Your Health Hospital Patient Portal

Coming October 1st

In an effort to serve you better, beginning October 1, 2018 all Brooks-TLC Hospital System, Inc. patients have the option to become enrolled in our new Your Health Hospital Patient Portal.

Stay tuned for enrollment details!

NEW Patient Registration Process to Begin October 1

Paint Night to Benefit Patients at Both Campuses

Explore your creativity at Brooks’ most popular fun-raising event. Last year’s fun-filled paint night, facilitated by Anne Davis, raised over $2200 for medical equipment and technology at the Brooks campus.  This year, we’ve joined forces with our partners at TLC to host the event one night only!  Tickets are selling quickly for the August 2nd get-together at  St. Columbans on the Lake, Silver Creek.  Reserve your spot today by calling 363-3313 or email swalier@brookshospital.org.

 

Brooks-TLC Clinics Achieve NCQA PCMH Level 3 Recognition

Brooks-TLC Hospital System, Inc. has announced its Gowanda Medical Center and Forestville Primary Care Center have each achieved recognition as a Level 3 Patient Centered Medical Home (PCMH) by the National Center for Quality Assurance (NCQA).

PCMH is a model of care in which providers build better relationships between patients and their clinical care teams.

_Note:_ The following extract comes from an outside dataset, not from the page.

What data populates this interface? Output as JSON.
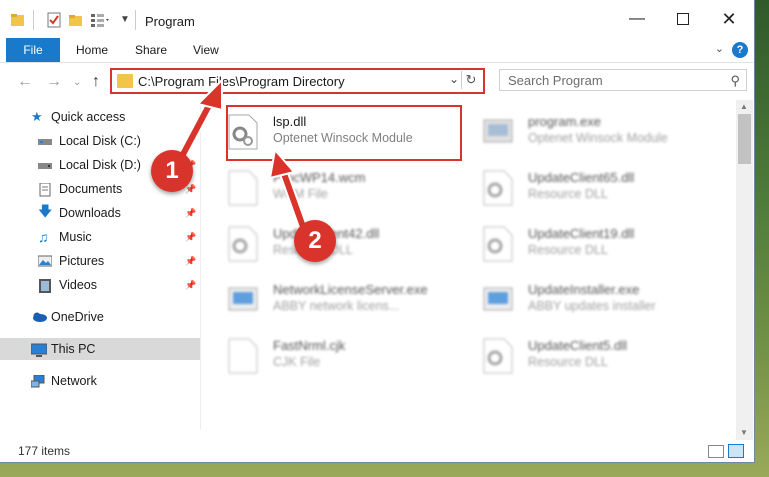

It emphasizes use of systematic, patient-centered, coordinated care that supports access, communication and patient involvement.

Recognition as a Level 3 PCMH demonstrates that the clinics have scored the highest grades in six standards set by the NCQA, including patient-centered access, team-based care; population health management, care management and support; care coordination and care transitions; performance measurement and quality improvement.

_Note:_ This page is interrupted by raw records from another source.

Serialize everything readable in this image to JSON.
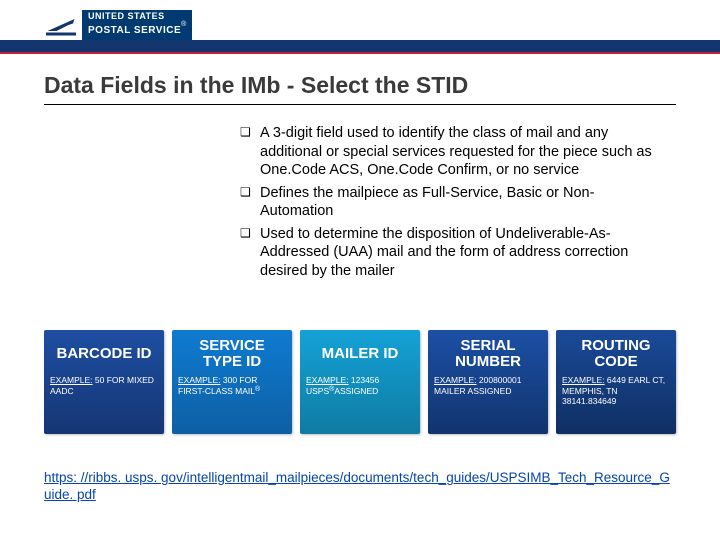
{
  "logo": {
    "line1": "UNITED STATES",
    "line2": "POSTAL SERVICE",
    "reg": "®"
  },
  "title": "Data Fields in the IMb - Select the STID",
  "bullets": [
    "A 3-digit field used to identify the class of mail and any additional or special services requested for the piece such as One.Code ACS, One.Code Confirm, or no service",
    "Defines the mailpiece as Full-Service, Basic or Non-Automation",
    "Used to determine the disposition of Undeliverable-As-Addressed (UAA) mail and the form of address correction desired by the mailer"
  ],
  "cards": [
    {
      "title": "BARCODE ID",
      "ex_label": "EXAMPLE:",
      "ex_text": " 50 FOR MIXED AADC",
      "color": "c-blue1"
    },
    {
      "title": "SERVICE TYPE ID",
      "ex_label": "EXAMPLE:",
      "ex_text": " 300 FOR FIRST-CLASS MAIL",
      "reg": "®",
      "color": "c-blue2"
    },
    {
      "title": "MAILER ID",
      "ex_label": "EXAMPLE:",
      "ex_text": " 123456",
      "reg_after": "®",
      "extra": "USPS",
      "extra2": "ASSIGNED",
      "color": "c-cyan"
    },
    {
      "title": "SERIAL NUMBER",
      "ex_label": "EXAMPLE:",
      "ex_text": " 200800001 MAILER ASSIGNED",
      "color": "c-blue3"
    },
    {
      "title": "ROUTING CODE",
      "ex_label": "EXAMPLE:",
      "ex_text": " 6449 EARL CT, MEMPHIS, TN 38141.834649",
      "color": "c-blue4"
    }
  ],
  "footer": {
    "url_text": "https: //ribbs. usps. gov/intelligentmail_mailpieces/documents/tech_guides/USPSIMB_Tech_Resource_Guide. pdf",
    "href": "https://ribbs.usps.gov/intelligentmail_mailpieces/documents/tech_guides/USPSIMB_Tech_Resource_Guide.pdf"
  }
}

“PCMH recognition is an important accomplishment and underscores our commitment to providing the very best care to our patients,” said Ken Morris, vice president of operations at Brooks-TLC Hospital System, Inc. “I commend our physicians, advanced level providers and the entire staff for their exceptional work in providing safe, quality patient care.”

The National Center for Quality Assurance (NCQA) seal is a widely recognized symbol of healthcare quality. Accredited providers face a rigorous set of more than 60 standards and must report on their performance in more than 40 areas in order to earn NCQA’s seal of approval. For consumers and employers, the seal is a reliable indicator that an organization is well-managed and delivers high quality care and service.

NCQA recognition programs empower employers, health plans, patients and consumers to make informed heath care decisions based on quality. Participation in a NCQA recognition program demonstrates that the practice or clinician values quality health care delivery and the latest clinical protocols to ensure that patients receive the best care at the right time.

The NCQA Patient-Centered Medical Home program reflects the input of the American College of Physicians (ACP), American Academy of Family Physicians (AAFP), American Academy of Pediatrics (AAP) and American Osteopathic Association (AOA) and others. It was developed to assess whether clinician practices are functioning as medical homes and recognize them for these efforts.

Photographs:

 Gowanda Medical Center team:  (L to R) Tracy Stevens, Director of Primary Care Services; Susan Caldwell, LPN; Cheryl Matern, Receptionist; Nancy Lance, Physician Assistant; Ken Morris, Brooks-TLC VP Operations.  Missing from photo Danielle Alimonti, LPN and David Hallasey, MD.

Forestville Primary Care Center team: (L to R) Joel Yoviene, MD; Tracy Stevens, Director of Primary Care Services Andrea Kickbush, LPN; Michele Matyjakowski, LPN; Jackie Cortright, Receptionist; Ken Morris, Brooks-TLC VP Operations; Ronald Greco, MD.  Missing from photo David Hallasey, MD.